Editorial: Free speech could benefit from a dose of real civility
This past week, a popular radio show host announced she will quit at the end of the year in the wake of an on-air conversation she had with a caller during which she used a word that many found offensive. The host apologized on her website, saying she was trying to make a philosophical point in using the term. And, she said on CNN's "Larry King Live" that she wanted to "regain her First Amendment rights and say what's on her mind."
The First Amendment to the U.S. Constitution prohibits "infringing on the freedom of speech." But, in our insistence in standing upon this right to say whatever comes to mind, is civility lost when we speak or act in a public venue? Do we think that just anything that rolls off our tongues is OK?
Most of us would probably say no that it's not all right to spew insults, verbal threats and name-calling. And, we see this behavior not only through our right to free speech but also acted out on the road, when someone crowds in front of us, lays on the horn, tailgates or waves obscene gestures.
How about at the grocery store when the person behind you at the checkout stand shoves you along before you have had a chance to finish paying for your groceries? How about the way our kids talk today? The language they use? How about the language that adults use, especially within earshot of children? How about blogs? Have bloggers really driven a point home when they call someone an idiot, a fool or a moron?
How about the rants on television and radio news channels? Do the debaters lose their punch when they scream and yell at each other, thereby distracting us from the points they are trying to make? Are civility, politeness and common courtesy becoming archaic?
British author Samuel Johnson of the 1700s said, "When once the forms of civility are violated, there remains little hope of return to kindness and decency."
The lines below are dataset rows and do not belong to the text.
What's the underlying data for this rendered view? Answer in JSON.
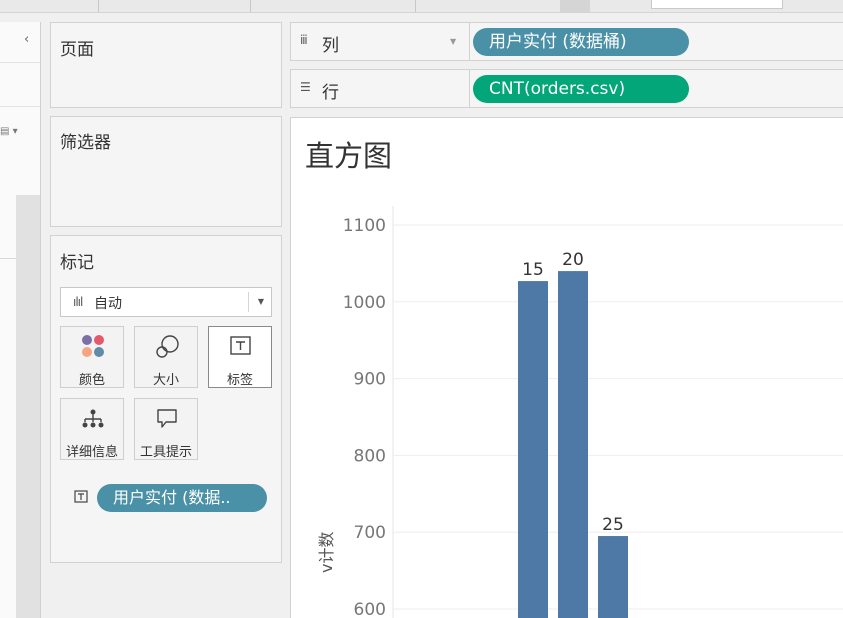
{
  "shelves": {
    "pages_title": "页面",
    "filters_title": "筛选器",
    "marks_title": "标记",
    "columns_label": "列",
    "rows_label": "行",
    "columns_pill": "用户实付 (数据桶)",
    "rows_pill": "CNT(orders.csv)"
  },
  "marks": {
    "type_selected": "自动",
    "buttons": [
      {
        "label": "颜色",
        "icon": "color-dots-icon"
      },
      {
        "label": "大小",
        "icon": "size-circles-icon"
      },
      {
        "label": "标签",
        "icon": "label-t-icon"
      },
      {
        "label": "详细信息",
        "icon": "detail-tree-icon"
      },
      {
        "label": "工具提示",
        "icon": "tooltip-bubble-icon"
      }
    ],
    "label_pill": "用户实付 (数据.."
  },
  "view": {
    "title": "直方图",
    "ytitle": "v计数"
  },
  "colors": {
    "bar": "#4e79a7",
    "pill_blue": "#4a90a7",
    "pill_green": "#03a678",
    "color_dots": [
      "#7b6fa8",
      "#e55a6a",
      "#f4a582",
      "#5f8ca7"
    ]
  },
  "chart_data": {
    "type": "bar",
    "y_ticks": [
      600,
      700,
      800,
      900,
      1000,
      1100
    ],
    "ylim": [
      550,
      1100
    ],
    "grid": true,
    "bars": [
      {
        "label": "15",
        "value": 1027
      },
      {
        "label": "20",
        "value": 1040
      },
      {
        "label": "25",
        "value": 695
      }
    ]
  }
}
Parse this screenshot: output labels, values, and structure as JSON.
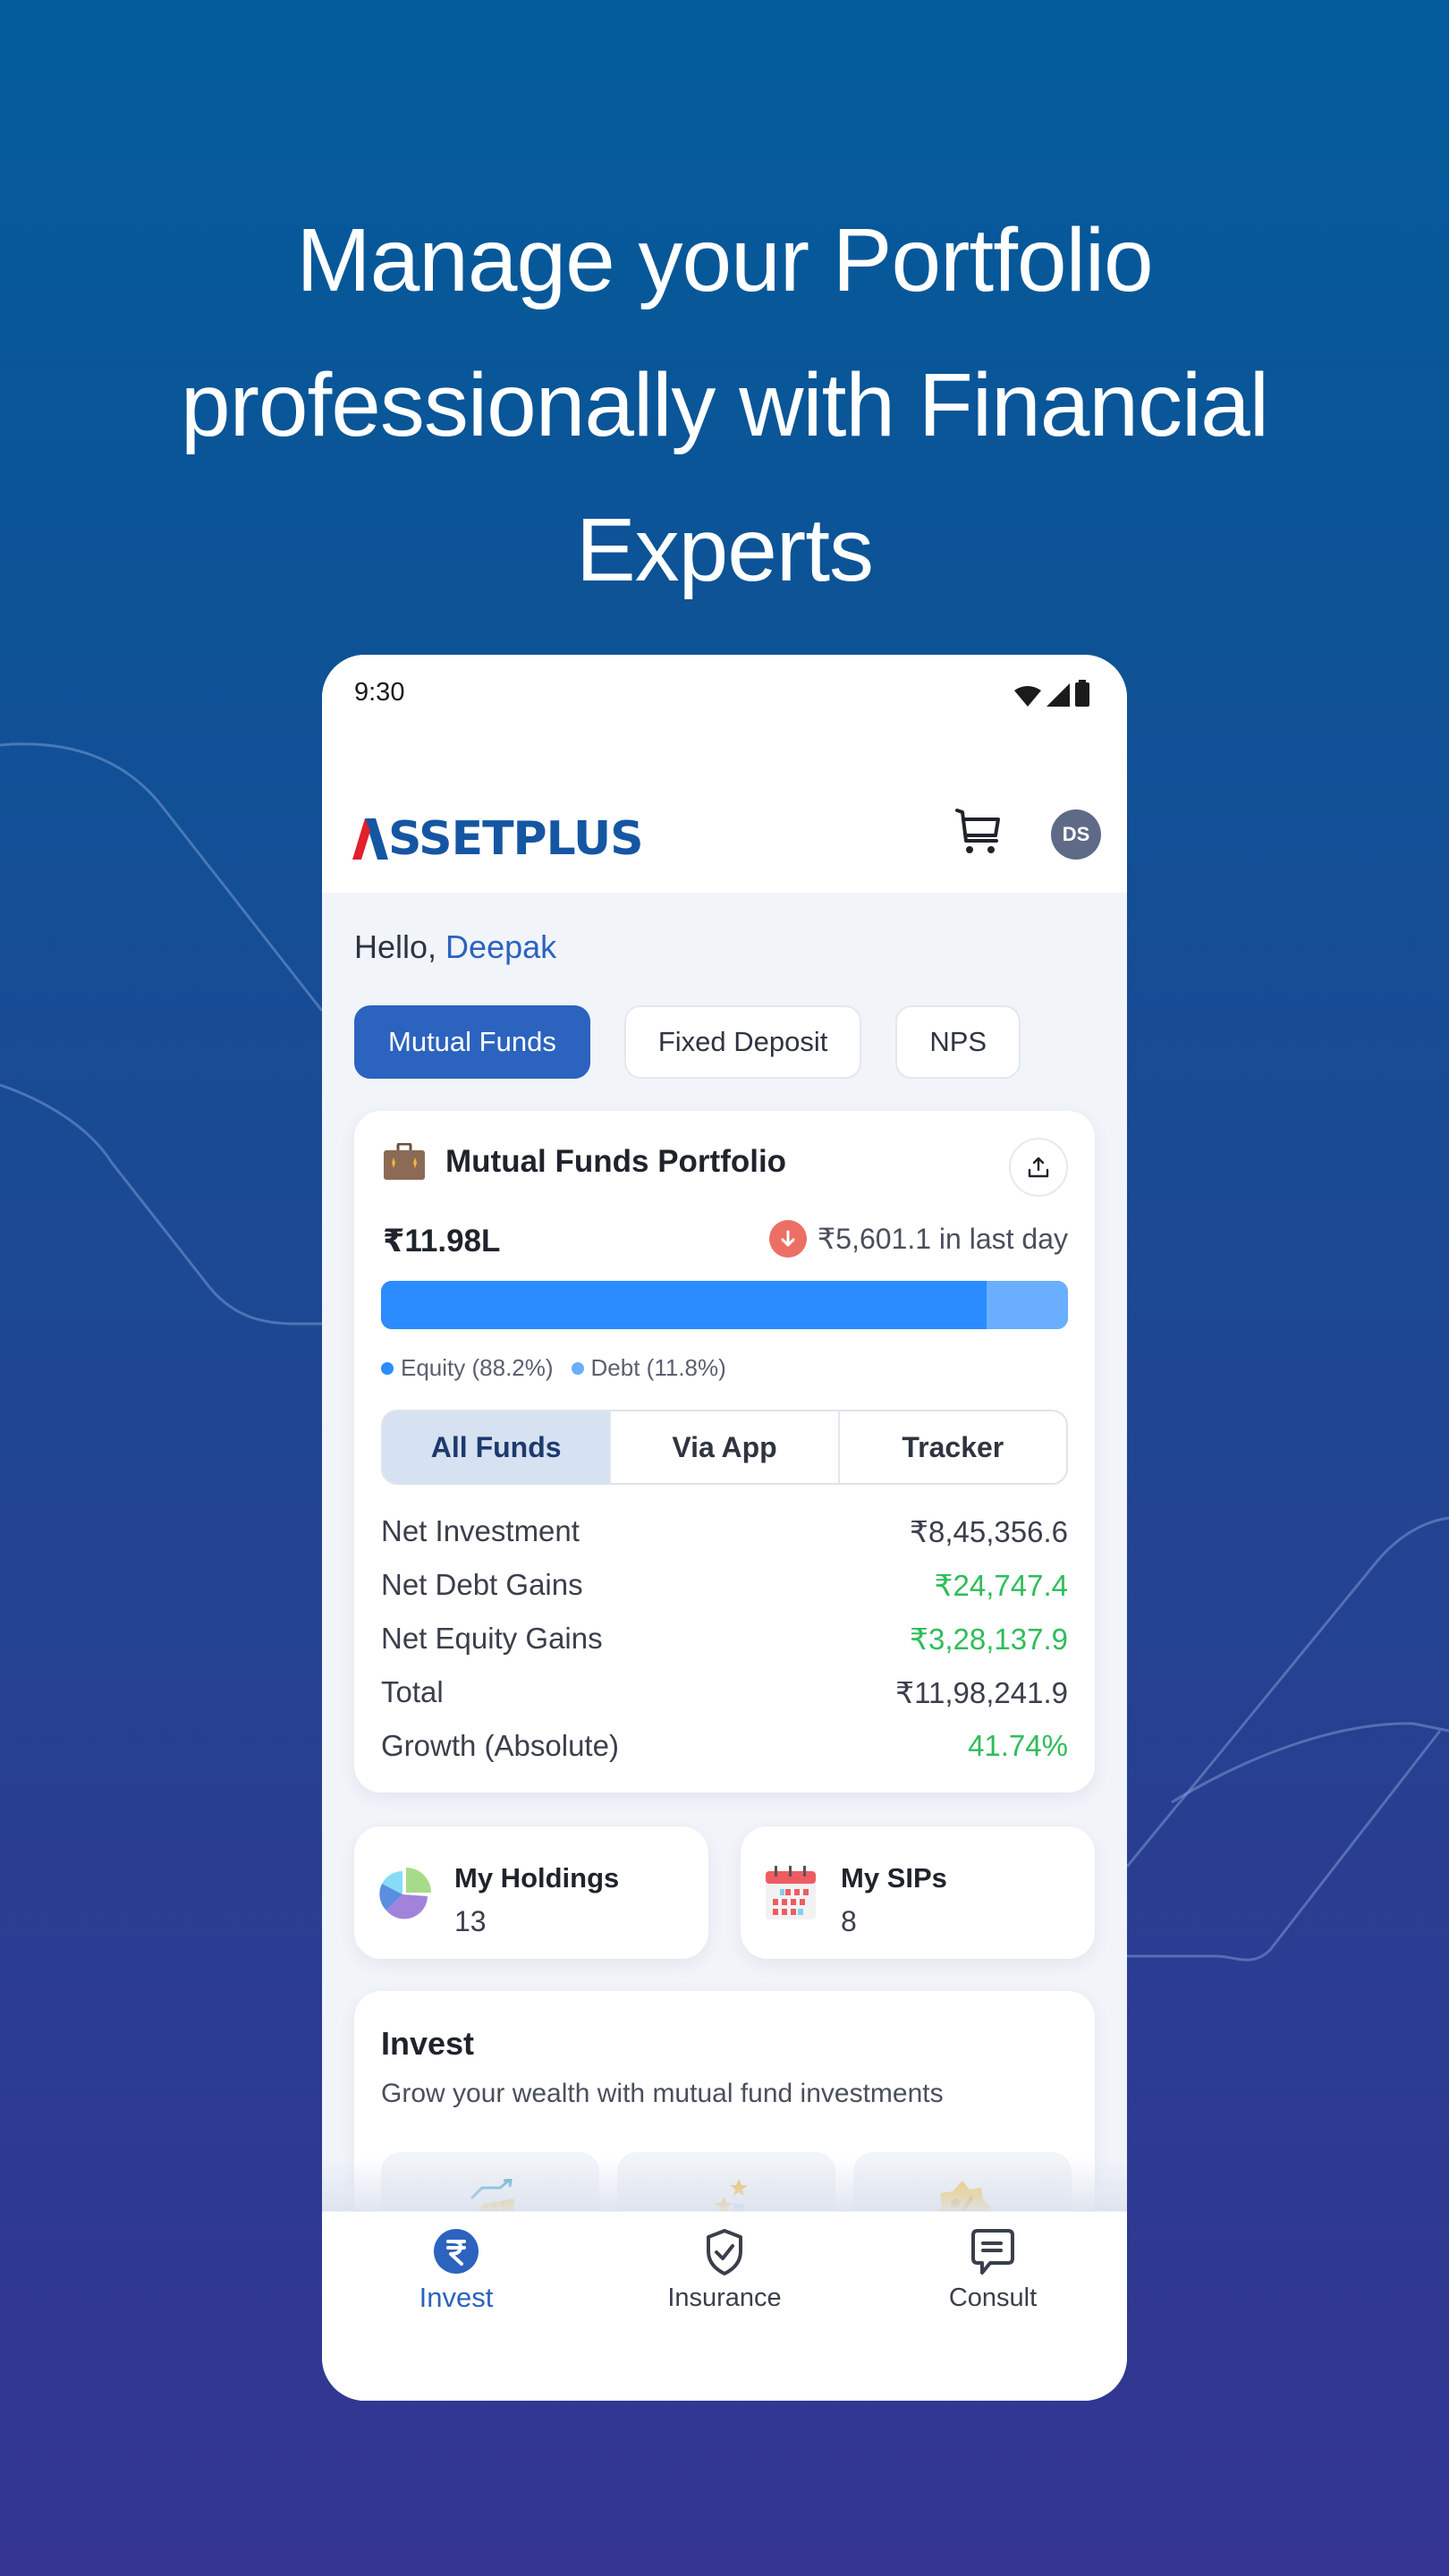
{
  "headline": {
    "lines": [
      "Manage your Portfolio",
      "professionally with Financial",
      "Experts"
    ]
  },
  "status_bar": {
    "time": "9:30",
    "icons": [
      "wifi-icon",
      "signal-icon",
      "battery-icon"
    ]
  },
  "app_bar": {
    "logo_text": "SSETPLUS",
    "logo_accent": "A",
    "brand_color": "#1556a3",
    "accent_color": "#e0202a",
    "cart_icon": "cart-icon",
    "avatar_initials": "DS"
  },
  "greeting": {
    "prefix": "Hello, ",
    "name": "Deepak"
  },
  "product_tabs": [
    {
      "label": "Mutual Funds",
      "active": true
    },
    {
      "label": "Fixed Deposit",
      "active": false
    },
    {
      "label": "NPS",
      "active": false
    }
  ],
  "portfolio": {
    "title": "Mutual Funds Portfolio",
    "icon": "briefcase-icon",
    "share_icon": "share-icon",
    "value": "₹11.98L",
    "change_direction": "down",
    "change_text": "₹5,601.1 in last day",
    "allocation": [
      {
        "label": "Equity (88.2%)",
        "percent": 88.2,
        "color": "#2a8cff"
      },
      {
        "label": "Debt (11.8%)",
        "percent": 11.8,
        "color": "#6aaeff"
      }
    ],
    "view_tabs": [
      {
        "label": "All Funds",
        "active": true
      },
      {
        "label": "Via App",
        "active": false
      },
      {
        "label": "Tracker",
        "active": false
      }
    ],
    "stats": [
      {
        "label": "Net Investment",
        "value": "₹8,45,356.6",
        "positive": false
      },
      {
        "label": "Net Debt Gains",
        "value": "₹24,747.4",
        "positive": true
      },
      {
        "label": "Net Equity Gains",
        "value": "₹3,28,137.9",
        "positive": true
      },
      {
        "label": "Total",
        "value": "₹11,98,241.9",
        "positive": false
      },
      {
        "label": "Growth (Absolute)",
        "value": "41.74%",
        "positive": true
      }
    ]
  },
  "summary_cards": [
    {
      "title": "My Holdings",
      "count": "13",
      "icon": "pie-chart-icon"
    },
    {
      "title": "My SIPs",
      "count": "8",
      "icon": "calendar-icon"
    }
  ],
  "invest": {
    "title": "Invest",
    "subtitle": "Grow your wealth with mutual fund investments",
    "tiles": [
      {
        "icon": "growth-chart-icon"
      },
      {
        "icon": "star-rating-icon"
      },
      {
        "icon": "discount-badge-icon"
      }
    ]
  },
  "bottom_nav": [
    {
      "label": "Invest",
      "icon": "rupee-icon",
      "active": true
    },
    {
      "label": "Insurance",
      "icon": "shield-check-icon",
      "active": false
    },
    {
      "label": "Consult",
      "icon": "chat-icon",
      "active": false
    }
  ],
  "colors": {
    "primary": "#2b63be",
    "positive": "#2fbd5a",
    "negative": "#ec6f66"
  }
}
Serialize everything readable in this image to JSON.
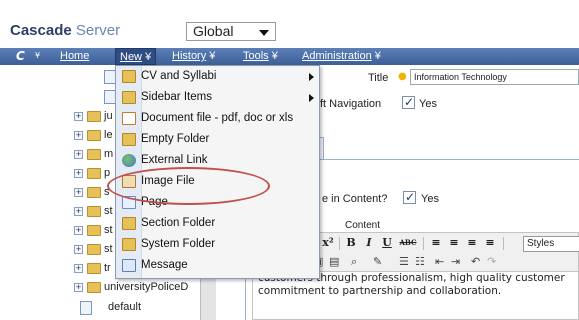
{
  "header": {
    "brand_part1": "Cascade",
    "brand_part2": "Server",
    "site_select_value": "Global"
  },
  "nav": {
    "logo": "C",
    "items": [
      {
        "label": "Home"
      },
      {
        "label": "New"
      },
      {
        "label": "History"
      },
      {
        "label": "Tools"
      },
      {
        "label": "Administration"
      }
    ],
    "arrow": "¥"
  },
  "new_menu": {
    "items": [
      {
        "label": "CV and Syllabi",
        "icon": "folder-icon",
        "has_submenu": true
      },
      {
        "label": "Sidebar Items",
        "icon": "folder-icon",
        "has_submenu": true
      },
      {
        "label": "Document file - pdf, doc or xls",
        "icon": "document-icon",
        "has_submenu": false
      },
      {
        "label": "Empty Folder",
        "icon": "folder-icon",
        "has_submenu": false
      },
      {
        "label": "External Link",
        "icon": "globe-link-icon",
        "has_submenu": false
      },
      {
        "label": "Image File",
        "icon": "image-file-icon",
        "has_submenu": false
      },
      {
        "label": "Page",
        "icon": "page-icon",
        "has_submenu": false
      },
      {
        "label": "Section Folder",
        "icon": "folder-icon",
        "has_submenu": false
      },
      {
        "label": "System Folder",
        "icon": "folder-icon",
        "has_submenu": false
      },
      {
        "label": "Message",
        "icon": "message-icon",
        "has_submenu": false
      }
    ],
    "highlighted_item": "Image File"
  },
  "tree": {
    "rows": [
      {
        "label": "ju"
      },
      {
        "label": "le"
      },
      {
        "label": "m"
      },
      {
        "label": "p"
      },
      {
        "label": "s"
      },
      {
        "label": "st"
      },
      {
        "label": "st"
      },
      {
        "label": "st"
      },
      {
        "label": "tr"
      },
      {
        "label": "universityPoliceD"
      }
    ],
    "default_label": "default"
  },
  "form": {
    "title_label": "Title",
    "title_value": "Information Technology",
    "left_nav_label": "ft Navigation",
    "yes1": "Yes",
    "section_tab": "ntent",
    "in_content_label": "e in Content?",
    "yes2": "Yes",
    "content_label": "Content",
    "styles_label": "Styles",
    "editor_line1": "customers through professionalism, high quality customer",
    "editor_line2": "commitment to partnership and collaboration."
  },
  "toolbar": {
    "buttons": [
      "x²",
      "B",
      "I",
      "U",
      "ABC"
    ]
  },
  "colors": {
    "nav_bg": "#4a6da8",
    "brand_dark": "#2d3f66",
    "brand_light": "#6a86b8",
    "highlight_ring": "#c0504d"
  }
}
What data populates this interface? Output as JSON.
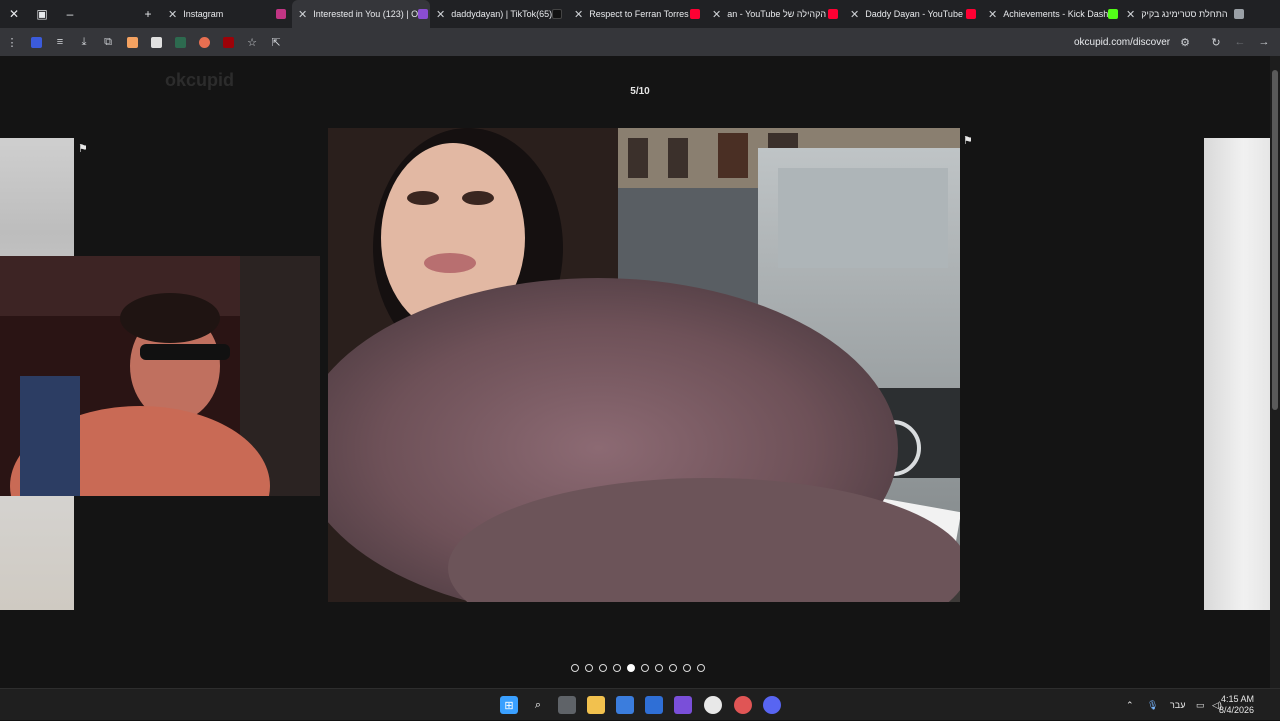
{
  "tabs": [
    {
      "label": "Instagram",
      "color": "#c13584",
      "active": false
    },
    {
      "label": "Interested in You (123) | O",
      "color": "#8a4dd1",
      "active": true
    },
    {
      "label": "daddydayan) | TikTok(65)",
      "color": "#111111",
      "active": false
    },
    {
      "label": "Respect to Ferran Torres",
      "color": "#ff0033",
      "active": false
    },
    {
      "label": "an - YouTube הקהילה של",
      "color": "#ff0033",
      "active": false
    },
    {
      "label": "Daddy Dayan - YouTube",
      "color": "#ff0033",
      "active": false
    },
    {
      "label": "Achievements - Kick Dash",
      "color": "#53fc18",
      "active": false
    },
    {
      "label": "התחלת סטרימינג בקיק",
      "color": "#9aa0a6",
      "active": false
    }
  ],
  "address": {
    "url": "okcupid.com/discover"
  },
  "viewer": {
    "counter": "5/10",
    "total_photos": 10,
    "current_photo": 5
  },
  "background": {
    "logo": "okcupid"
  },
  "taskbar": {
    "language": "עבר",
    "time": "4:15 AM",
    "date": "8/4/2026"
  },
  "colors": {
    "accent": "#ffffff",
    "brand": "#8a4dd1",
    "windows_blue": "#3aa0ff"
  }
}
Indiana Congressman Mike Pence said more recently, "We cannot do democracy without a heavy dose of civility."
Something to think about.